-- Exercise data follows --
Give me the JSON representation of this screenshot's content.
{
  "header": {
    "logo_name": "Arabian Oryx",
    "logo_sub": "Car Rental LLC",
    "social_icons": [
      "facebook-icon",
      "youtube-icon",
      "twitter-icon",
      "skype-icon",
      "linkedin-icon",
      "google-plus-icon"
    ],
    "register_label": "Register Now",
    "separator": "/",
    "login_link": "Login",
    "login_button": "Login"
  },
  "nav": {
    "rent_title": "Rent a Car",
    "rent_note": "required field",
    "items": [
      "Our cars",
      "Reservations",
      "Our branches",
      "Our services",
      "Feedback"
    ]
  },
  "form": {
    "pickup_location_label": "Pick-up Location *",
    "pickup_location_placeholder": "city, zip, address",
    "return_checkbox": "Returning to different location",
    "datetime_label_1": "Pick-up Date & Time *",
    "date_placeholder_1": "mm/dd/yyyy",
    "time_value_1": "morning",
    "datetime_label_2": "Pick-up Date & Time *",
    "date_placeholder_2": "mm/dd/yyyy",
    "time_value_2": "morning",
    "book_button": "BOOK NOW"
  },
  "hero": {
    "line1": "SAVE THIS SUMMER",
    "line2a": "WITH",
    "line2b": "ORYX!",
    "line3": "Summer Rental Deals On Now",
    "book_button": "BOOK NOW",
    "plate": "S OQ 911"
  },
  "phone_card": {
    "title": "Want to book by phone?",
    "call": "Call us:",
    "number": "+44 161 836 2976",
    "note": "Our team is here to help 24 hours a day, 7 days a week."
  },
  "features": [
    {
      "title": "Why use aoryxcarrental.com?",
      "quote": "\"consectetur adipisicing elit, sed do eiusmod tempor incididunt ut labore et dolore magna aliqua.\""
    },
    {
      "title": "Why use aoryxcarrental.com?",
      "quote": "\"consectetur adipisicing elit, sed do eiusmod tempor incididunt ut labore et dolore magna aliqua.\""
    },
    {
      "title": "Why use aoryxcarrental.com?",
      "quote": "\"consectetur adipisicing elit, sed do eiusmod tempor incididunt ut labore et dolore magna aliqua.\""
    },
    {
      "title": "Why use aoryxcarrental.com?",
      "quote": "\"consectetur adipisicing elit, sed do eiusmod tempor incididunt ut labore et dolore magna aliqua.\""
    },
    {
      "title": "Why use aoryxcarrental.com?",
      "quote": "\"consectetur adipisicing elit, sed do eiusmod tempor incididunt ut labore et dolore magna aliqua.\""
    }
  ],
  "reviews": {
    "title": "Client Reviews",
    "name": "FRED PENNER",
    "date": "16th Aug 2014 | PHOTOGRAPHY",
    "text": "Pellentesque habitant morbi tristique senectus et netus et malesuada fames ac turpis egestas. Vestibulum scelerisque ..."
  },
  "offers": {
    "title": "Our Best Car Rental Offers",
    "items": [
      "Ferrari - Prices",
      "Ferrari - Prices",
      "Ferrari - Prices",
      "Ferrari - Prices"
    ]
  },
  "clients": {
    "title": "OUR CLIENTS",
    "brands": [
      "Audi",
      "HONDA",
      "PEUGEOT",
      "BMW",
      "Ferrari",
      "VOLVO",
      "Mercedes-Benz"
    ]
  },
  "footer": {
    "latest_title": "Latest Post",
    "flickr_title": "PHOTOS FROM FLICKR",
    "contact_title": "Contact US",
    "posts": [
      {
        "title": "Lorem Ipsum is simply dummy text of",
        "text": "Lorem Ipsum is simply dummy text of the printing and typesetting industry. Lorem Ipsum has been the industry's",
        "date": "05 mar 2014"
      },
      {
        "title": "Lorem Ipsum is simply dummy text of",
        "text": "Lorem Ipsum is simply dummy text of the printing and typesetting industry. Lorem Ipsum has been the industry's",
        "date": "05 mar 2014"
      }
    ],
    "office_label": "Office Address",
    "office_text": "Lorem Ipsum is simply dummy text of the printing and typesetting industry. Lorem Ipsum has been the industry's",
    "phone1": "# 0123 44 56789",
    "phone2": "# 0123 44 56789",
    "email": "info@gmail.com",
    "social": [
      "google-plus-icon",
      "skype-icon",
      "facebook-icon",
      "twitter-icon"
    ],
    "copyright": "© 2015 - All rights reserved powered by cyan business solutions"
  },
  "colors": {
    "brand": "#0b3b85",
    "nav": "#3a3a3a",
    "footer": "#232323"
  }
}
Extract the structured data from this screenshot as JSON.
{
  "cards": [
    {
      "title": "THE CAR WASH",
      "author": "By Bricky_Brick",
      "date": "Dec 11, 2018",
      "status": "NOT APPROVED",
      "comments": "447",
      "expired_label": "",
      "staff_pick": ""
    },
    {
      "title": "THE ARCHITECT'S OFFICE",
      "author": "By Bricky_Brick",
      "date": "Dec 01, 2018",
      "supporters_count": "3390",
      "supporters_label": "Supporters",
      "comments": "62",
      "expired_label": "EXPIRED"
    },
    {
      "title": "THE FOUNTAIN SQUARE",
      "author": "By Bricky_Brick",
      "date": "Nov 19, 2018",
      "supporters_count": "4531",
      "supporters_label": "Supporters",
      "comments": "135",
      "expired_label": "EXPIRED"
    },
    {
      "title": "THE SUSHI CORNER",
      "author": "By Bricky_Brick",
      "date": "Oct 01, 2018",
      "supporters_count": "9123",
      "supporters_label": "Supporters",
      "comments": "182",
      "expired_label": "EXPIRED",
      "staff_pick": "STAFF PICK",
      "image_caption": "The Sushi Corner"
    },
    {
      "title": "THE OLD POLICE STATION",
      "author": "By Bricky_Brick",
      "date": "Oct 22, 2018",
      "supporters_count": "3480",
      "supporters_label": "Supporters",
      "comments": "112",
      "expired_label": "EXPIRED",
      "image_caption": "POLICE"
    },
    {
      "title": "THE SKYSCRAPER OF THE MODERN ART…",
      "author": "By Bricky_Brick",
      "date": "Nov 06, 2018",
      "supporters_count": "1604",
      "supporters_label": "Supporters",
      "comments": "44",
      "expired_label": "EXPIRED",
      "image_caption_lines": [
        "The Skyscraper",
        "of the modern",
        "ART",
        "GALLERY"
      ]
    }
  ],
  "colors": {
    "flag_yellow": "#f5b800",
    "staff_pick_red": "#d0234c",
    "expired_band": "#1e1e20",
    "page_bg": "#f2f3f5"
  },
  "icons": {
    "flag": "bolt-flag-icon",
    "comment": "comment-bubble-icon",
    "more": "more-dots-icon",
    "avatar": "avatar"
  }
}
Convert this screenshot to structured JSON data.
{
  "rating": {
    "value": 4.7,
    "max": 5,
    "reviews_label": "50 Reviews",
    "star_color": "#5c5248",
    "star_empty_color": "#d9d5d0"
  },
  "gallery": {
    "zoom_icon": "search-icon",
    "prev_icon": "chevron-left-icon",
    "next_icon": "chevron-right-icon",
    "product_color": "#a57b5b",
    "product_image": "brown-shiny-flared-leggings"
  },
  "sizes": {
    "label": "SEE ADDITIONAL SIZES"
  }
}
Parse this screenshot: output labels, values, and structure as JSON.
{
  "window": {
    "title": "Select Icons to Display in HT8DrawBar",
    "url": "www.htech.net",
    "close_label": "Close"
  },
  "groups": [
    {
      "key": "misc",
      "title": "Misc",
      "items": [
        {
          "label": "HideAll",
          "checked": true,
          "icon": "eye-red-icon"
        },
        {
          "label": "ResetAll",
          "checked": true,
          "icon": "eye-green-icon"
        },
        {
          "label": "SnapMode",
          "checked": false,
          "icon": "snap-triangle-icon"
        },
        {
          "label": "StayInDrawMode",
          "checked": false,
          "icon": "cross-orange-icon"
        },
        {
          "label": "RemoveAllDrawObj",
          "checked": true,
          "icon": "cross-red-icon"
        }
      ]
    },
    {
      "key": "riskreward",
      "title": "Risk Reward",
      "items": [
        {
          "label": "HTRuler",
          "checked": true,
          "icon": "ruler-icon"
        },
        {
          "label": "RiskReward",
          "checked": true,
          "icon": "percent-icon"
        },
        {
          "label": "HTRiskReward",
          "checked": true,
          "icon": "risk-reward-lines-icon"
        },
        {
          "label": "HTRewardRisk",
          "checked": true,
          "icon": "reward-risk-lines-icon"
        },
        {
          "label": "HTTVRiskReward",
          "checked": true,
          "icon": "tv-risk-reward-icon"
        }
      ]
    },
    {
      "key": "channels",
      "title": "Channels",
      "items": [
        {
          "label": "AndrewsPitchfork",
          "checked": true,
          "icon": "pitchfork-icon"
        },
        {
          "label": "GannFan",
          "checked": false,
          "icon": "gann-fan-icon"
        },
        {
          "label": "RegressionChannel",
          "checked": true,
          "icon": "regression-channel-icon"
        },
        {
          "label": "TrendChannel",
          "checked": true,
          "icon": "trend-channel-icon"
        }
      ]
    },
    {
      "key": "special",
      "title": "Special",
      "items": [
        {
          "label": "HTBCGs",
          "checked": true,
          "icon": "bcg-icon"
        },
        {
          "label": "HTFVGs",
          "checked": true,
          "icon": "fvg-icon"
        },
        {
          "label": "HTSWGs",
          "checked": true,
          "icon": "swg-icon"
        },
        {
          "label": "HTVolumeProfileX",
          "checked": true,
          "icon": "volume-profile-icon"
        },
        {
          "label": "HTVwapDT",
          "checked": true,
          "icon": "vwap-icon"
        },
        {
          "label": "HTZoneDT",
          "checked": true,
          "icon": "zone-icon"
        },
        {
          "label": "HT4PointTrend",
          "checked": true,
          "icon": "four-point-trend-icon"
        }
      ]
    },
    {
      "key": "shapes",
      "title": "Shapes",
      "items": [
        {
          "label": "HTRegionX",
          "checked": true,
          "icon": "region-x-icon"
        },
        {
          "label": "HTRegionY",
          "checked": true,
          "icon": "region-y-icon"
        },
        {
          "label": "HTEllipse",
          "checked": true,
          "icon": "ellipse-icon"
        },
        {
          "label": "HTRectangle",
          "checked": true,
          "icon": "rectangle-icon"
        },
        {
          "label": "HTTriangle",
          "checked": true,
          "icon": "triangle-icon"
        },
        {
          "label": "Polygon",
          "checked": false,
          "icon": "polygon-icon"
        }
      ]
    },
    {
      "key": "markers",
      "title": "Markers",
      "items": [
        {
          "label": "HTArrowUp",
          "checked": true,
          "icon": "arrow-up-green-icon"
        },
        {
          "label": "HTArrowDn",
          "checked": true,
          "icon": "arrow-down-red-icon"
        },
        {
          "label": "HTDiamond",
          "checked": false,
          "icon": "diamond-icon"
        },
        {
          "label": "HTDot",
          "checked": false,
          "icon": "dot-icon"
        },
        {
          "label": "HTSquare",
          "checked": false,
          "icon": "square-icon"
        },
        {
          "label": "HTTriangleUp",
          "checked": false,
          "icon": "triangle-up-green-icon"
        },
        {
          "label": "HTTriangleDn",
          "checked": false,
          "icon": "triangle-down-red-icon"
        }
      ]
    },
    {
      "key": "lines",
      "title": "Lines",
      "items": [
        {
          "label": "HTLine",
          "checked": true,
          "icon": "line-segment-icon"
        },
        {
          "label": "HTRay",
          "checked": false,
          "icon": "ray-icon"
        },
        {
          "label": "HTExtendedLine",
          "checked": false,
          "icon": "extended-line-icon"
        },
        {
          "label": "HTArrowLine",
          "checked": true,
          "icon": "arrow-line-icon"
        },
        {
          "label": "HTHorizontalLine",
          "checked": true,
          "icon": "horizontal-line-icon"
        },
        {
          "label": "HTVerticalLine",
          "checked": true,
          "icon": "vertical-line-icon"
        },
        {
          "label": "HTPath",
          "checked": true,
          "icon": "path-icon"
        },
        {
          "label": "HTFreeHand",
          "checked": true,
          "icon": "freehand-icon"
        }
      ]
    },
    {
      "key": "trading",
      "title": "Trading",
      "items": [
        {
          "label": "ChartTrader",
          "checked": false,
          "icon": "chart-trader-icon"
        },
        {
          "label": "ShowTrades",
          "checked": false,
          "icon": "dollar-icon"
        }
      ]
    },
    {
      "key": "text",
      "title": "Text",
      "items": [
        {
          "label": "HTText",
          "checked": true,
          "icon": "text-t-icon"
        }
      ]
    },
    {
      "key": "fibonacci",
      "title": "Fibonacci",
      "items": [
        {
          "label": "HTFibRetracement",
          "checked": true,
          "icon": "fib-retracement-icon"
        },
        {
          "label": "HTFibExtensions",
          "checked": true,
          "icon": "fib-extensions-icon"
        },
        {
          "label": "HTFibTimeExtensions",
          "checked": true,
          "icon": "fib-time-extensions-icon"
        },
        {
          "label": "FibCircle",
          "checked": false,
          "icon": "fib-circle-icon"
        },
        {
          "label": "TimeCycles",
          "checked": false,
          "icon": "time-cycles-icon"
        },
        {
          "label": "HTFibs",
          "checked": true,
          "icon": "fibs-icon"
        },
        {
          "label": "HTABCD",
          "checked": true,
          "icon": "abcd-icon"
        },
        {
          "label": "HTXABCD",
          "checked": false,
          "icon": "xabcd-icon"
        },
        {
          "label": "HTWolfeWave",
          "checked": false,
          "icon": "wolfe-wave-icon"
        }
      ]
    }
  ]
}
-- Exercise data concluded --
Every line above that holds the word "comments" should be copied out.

Task solution:
      "comments": "447",
      "comments": "62",
      "comments": "135",
      "comments": "182",
      "comments": "112",
      "comments": "44",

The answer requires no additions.